EXERCISE INSTRUCTIONS = An exact copy of all the data is the expected answer.

SUPPLIED MATERIAL =
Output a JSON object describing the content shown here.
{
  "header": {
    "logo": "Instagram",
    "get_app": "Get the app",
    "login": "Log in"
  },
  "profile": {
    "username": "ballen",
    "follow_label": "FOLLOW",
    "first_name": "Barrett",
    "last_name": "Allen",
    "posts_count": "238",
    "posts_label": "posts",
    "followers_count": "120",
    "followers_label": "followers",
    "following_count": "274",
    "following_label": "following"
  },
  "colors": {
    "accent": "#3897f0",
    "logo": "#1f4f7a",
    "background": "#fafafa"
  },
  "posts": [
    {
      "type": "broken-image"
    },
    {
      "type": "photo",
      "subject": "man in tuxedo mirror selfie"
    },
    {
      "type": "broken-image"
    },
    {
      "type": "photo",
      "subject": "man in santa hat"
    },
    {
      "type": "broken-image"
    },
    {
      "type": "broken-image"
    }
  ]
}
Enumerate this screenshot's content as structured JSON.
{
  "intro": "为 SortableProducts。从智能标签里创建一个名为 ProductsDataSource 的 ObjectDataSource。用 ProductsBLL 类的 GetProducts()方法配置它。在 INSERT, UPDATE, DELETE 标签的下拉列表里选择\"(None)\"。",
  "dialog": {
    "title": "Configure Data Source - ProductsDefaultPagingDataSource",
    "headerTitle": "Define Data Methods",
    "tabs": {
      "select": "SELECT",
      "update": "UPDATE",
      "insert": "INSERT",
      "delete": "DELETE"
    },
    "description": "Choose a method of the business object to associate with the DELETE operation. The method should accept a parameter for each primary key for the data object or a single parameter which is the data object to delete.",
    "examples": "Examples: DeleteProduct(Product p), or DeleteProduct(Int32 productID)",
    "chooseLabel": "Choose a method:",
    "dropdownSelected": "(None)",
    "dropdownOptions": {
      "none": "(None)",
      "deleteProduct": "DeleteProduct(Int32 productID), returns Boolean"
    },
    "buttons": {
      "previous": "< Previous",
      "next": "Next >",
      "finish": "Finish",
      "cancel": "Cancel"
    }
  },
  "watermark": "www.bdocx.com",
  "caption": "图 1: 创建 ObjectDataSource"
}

ANSWER SPACE =
Output a JSON object describing the content shown here.
{
  "header": {
    "logo": "Instagram",
    "get_app": "Get the app",
    "login": "Log in"
  },
  "profile": {
    "username": "ballen",
    "follow_label": "FOLLOW",
    "first_name": "Barrett",
    "last_name": "Allen",
    "posts_count": "238",
    "posts_label": "posts",
    "followers_count": "120",
    "followers_label": "followers",
    "following_count": "274",
    "following_label": "following"
  },
  "colors": {
    "accent": "#3897f0",
    "logo": "#1f4f7a",
    "background": "#fafafa"
  },
  "posts": [
    {
      "type": "broken-image"
    },
    {
      "type": "photo",
      "subject": "man in tuxedo mirror selfie"
    },
    {
      "type": "broken-image"
    },
    {
      "type": "photo",
      "subject": "man in santa hat"
    },
    {
      "type": "broken-image"
    },
    {
      "type": "broken-image"
    }
  ]
}
Enumerate this screenshot's content as structured JSON.
{
  "intro": "为 SortableProducts。从智能标签里创建一个名为 ProductsDataSource 的 ObjectDataSource。用 ProductsBLL 类的 GetProducts()方法配置它。在 INSERT, UPDATE, DELETE 标签的下拉列表里选择\"(None)\"。",
  "dialog": {
    "title": "Configure Data Source - ProductsDefaultPagingDataSource",
    "headerTitle": "Define Data Methods",
    "tabs": {
      "select": "SELECT",
      "update": "UPDATE",
      "insert": "INSERT",
      "delete": "DELETE"
    },
    "description": "Choose a method of the business object to associate with the DELETE operation. The method should accept a parameter for each primary key for the data object or a single parameter which is the data object to delete.",
    "examples": "Examples: DeleteProduct(Product p), or DeleteProduct(Int32 productID)",
    "chooseLabel": "Choose a method:",
    "dropdownSelected": "(None)",
    "dropdownOptions": {
      "none": "(None)",
      "deleteProduct": "DeleteProduct(Int32 productID), returns Boolean"
    },
    "buttons": {
      "previous": "< Previous",
      "next": "Next >",
      "finish": "Finish",
      "cancel": "Cancel"
    }
  },
  "watermark": "www.bdocx.com",
  "caption": "图 1: 创建 ObjectDataSource"
}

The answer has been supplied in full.